-------- ENTRIES SHOWN --------

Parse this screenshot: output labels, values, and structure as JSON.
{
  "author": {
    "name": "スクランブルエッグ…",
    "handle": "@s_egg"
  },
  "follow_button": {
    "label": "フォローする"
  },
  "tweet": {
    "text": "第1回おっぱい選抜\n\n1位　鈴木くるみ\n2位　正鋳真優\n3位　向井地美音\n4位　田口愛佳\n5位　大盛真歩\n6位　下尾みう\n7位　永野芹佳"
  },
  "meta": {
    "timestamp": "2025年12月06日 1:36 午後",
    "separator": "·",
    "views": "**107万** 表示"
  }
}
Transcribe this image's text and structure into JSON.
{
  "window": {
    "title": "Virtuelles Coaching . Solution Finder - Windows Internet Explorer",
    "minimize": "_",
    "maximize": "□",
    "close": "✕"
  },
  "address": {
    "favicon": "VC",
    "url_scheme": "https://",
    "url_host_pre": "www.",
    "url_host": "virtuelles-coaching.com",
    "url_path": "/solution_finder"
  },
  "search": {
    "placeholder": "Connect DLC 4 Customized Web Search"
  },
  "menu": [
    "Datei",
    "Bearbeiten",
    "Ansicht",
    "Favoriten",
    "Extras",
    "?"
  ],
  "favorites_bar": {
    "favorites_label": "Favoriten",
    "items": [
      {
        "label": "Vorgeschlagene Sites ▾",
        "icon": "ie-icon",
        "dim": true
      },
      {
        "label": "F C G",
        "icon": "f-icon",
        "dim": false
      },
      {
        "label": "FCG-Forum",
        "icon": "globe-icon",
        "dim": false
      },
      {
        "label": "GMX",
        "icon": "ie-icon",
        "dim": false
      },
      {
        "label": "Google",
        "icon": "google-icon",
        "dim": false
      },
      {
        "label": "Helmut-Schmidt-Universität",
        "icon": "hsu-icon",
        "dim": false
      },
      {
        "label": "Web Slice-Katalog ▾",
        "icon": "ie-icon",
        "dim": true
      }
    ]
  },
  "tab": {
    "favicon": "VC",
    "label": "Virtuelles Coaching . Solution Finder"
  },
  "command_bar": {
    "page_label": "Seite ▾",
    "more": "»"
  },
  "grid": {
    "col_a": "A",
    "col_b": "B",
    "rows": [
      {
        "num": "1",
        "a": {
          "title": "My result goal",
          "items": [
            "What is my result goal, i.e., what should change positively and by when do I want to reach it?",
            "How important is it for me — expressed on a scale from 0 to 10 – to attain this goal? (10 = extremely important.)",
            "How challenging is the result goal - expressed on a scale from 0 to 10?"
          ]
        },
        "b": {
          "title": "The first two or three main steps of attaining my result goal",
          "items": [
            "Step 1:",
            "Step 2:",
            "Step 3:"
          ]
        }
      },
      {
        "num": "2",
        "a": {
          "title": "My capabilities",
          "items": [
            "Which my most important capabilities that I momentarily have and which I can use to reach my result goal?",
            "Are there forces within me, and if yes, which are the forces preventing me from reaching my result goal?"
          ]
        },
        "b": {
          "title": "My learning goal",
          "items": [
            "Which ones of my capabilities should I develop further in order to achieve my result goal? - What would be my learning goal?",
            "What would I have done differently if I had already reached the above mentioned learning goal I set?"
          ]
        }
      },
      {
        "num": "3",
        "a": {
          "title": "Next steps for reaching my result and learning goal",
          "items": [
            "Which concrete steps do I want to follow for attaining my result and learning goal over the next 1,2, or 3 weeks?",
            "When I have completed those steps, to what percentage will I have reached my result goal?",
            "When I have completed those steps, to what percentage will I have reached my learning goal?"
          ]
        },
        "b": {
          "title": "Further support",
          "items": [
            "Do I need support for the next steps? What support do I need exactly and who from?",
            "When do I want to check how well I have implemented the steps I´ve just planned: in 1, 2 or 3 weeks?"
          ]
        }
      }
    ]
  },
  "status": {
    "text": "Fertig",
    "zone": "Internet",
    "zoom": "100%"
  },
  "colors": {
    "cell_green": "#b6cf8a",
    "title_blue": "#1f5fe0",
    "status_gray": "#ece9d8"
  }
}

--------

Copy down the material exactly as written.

Parse this screenshot: output labels, values, and structure as JSON.
{
  "author": {
    "name": "スクランブルエッグ…",
    "handle": "@s_egg"
  },
  "follow_button": {
    "label": "フォローする"
  },
  "tweet": {
    "text": "第1回おっぱい選抜\n\n1位　鈴木くるみ\n2位　正鋳真優\n3位　向井地美音\n4位　田口愛佳\n5位　大盛真歩\n6位　下尾みう\n7位　永野芹佳"
  },
  "meta": {
    "timestamp": "2025年12月06日 1:36 午後",
    "separator": "·",
    "views": "**107万** 表示"
  }
}
Transcribe this image's text and structure into JSON.
{
  "window": {
    "title": "Virtuelles Coaching . Solution Finder - Windows Internet Explorer",
    "minimize": "_",
    "maximize": "□",
    "close": "✕"
  },
  "address": {
    "favicon": "VC",
    "url_scheme": "https://",
    "url_host_pre": "www.",
    "url_host": "virtuelles-coaching.com",
    "url_path": "/solution_finder"
  },
  "search": {
    "placeholder": "Connect DLC 4 Customized Web Search"
  },
  "menu": [
    "Datei",
    "Bearbeiten",
    "Ansicht",
    "Favoriten",
    "Extras",
    "?"
  ],
  "favorites_bar": {
    "favorites_label": "Favoriten",
    "items": [
      {
        "label": "Vorgeschlagene Sites ▾",
        "icon": "ie-icon",
        "dim": true
      },
      {
        "label": "F C G",
        "icon": "f-icon",
        "dim": false
      },
      {
        "label": "FCG-Forum",
        "icon": "globe-icon",
        "dim": false
      },
      {
        "label": "GMX",
        "icon": "ie-icon",
        "dim": false
      },
      {
        "label": "Google",
        "icon": "google-icon",
        "dim": false
      },
      {
        "label": "Helmut-Schmidt-Universität",
        "icon": "hsu-icon",
        "dim": false
      },
      {
        "label": "Web Slice-Katalog ▾",
        "icon": "ie-icon",
        "dim": true
      }
    ]
  },
  "tab": {
    "favicon": "VC",
    "label": "Virtuelles Coaching . Solution Finder"
  },
  "command_bar": {
    "page_label": "Seite ▾",
    "more": "»"
  },
  "grid": {
    "col_a": "A",
    "col_b": "B",
    "rows": [
      {
        "num": "1",
        "a": {
          "title": "My result goal",
          "items": [
            "What is my result goal, i.e., what should change positively and by when do I want to reach it?",
            "How important is it for me — expressed on a scale from 0 to 10 – to attain this goal? (10 = extremely important.)",
            "How challenging is the result goal - expressed on a scale from 0 to 10?"
          ]
        },
        "b": {
          "title": "The first two or three main steps of attaining my result goal",
          "items": [
            "Step 1:",
            "Step 2:",
            "Step 3:"
          ]
        }
      },
      {
        "num": "2",
        "a": {
          "title": "My capabilities",
          "items": [
            "Which my most important capabilities that I momentarily have and which I can use to reach my result goal?",
            "Are there forces within me, and if yes, which are the forces preventing me from reaching my result goal?"
          ]
        },
        "b": {
          "title": "My learning goal",
          "items": [
            "Which ones of my capabilities should I develop further in order to achieve my result goal? - What would be my learning goal?",
            "What would I have done differently if I had already reached the above mentioned learning goal I set?"
          ]
        }
      },
      {
        "num": "3",
        "a": {
          "title": "Next steps for reaching my result and learning goal",
          "items": [
            "Which concrete steps do I want to follow for attaining my result and learning goal over the next 1,2, or 3 weeks?",
            "When I have completed those steps, to what percentage will I have reached my result goal?",
            "When I have completed those steps, to what percentage will I have reached my learning goal?"
          ]
        },
        "b": {
          "title": "Further support",
          "items": [
            "Do I need support for the next steps? What support do I need exactly and who from?",
            "When do I want to check how well I have implemented the steps I´ve just planned: in 1, 2 or 3 weeks?"
          ]
        }
      }
    ]
  },
  "status": {
    "text": "Fertig",
    "zone": "Internet",
    "zoom": "100%"
  },
  "colors": {
    "cell_green": "#b6cf8a",
    "title_blue": "#1f5fe0",
    "status_gray": "#ece9d8"
  }
}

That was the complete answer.